YOUR OBJECTIVE: Please set down only the lines between the line containing "Extract the structured" and the end of the records, inclusive, exactly as they stand.

★ ★ ★ ★ ★ ★ ★

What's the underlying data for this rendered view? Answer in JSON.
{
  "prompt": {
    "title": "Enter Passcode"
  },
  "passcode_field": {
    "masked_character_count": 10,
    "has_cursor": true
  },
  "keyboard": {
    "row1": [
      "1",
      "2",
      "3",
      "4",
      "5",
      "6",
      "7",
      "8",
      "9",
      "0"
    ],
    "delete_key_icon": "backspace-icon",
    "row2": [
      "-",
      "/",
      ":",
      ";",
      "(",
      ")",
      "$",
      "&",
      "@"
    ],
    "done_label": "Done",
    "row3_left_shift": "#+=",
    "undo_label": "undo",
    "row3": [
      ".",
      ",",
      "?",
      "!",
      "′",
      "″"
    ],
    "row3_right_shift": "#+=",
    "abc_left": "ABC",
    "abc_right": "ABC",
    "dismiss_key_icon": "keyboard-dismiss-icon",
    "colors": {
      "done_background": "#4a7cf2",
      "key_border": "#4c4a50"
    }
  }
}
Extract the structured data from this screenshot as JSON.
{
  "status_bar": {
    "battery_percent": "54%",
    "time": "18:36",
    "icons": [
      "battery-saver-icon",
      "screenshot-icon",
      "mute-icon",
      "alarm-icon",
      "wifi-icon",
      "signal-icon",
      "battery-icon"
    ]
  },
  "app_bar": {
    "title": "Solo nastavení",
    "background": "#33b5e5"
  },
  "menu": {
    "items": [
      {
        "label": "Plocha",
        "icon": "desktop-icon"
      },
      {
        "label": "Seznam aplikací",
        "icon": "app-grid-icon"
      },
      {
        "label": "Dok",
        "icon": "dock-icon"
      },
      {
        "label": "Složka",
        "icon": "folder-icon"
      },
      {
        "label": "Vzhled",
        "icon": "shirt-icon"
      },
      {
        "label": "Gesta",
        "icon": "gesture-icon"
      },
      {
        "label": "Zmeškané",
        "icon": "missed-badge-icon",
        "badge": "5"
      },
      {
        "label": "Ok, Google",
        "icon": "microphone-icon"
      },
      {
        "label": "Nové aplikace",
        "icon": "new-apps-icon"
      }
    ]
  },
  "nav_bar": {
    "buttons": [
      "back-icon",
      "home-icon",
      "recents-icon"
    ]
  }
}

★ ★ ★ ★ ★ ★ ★

COMPLETED EXERCISE:
Extract the structured data from this screenshot as JSON.
{
  "status_bar": {
    "battery_percent": "54%",
    "time": "18:36",
    "icons": [
      "battery-saver-icon",
      "screenshot-icon",
      "mute-icon",
      "alarm-icon",
      "wifi-icon",
      "signal-icon",
      "battery-icon"
    ]
  },
  "app_bar": {
    "title": "Solo nastavení",
    "background": "#33b5e5"
  },
  "menu": {
    "items": [
      {
        "label": "Plocha",
        "icon": "desktop-icon"
      },
      {
        "label": "Seznam aplikací",
        "icon": "app-grid-icon"
      },
      {
        "label": "Dok",
        "icon": "dock-icon"
      },
      {
        "label": "Složka",
        "icon": "folder-icon"
      },
      {
        "label": "Vzhled",
        "icon": "shirt-icon"
      },
      {
        "label": "Gesta",
        "icon": "gesture-icon"
      },
      {
        "label": "Zmeškané",
        "icon": "missed-badge-icon",
        "badge": "5"
      },
      {
        "label": "Ok, Google",
        "icon": "microphone-icon"
      },
      {
        "label": "Nové aplikace",
        "icon": "new-apps-icon"
      }
    ]
  },
  "nav_bar": {
    "buttons": [
      "back-icon",
      "home-icon",
      "recents-icon"
    ]
  }
}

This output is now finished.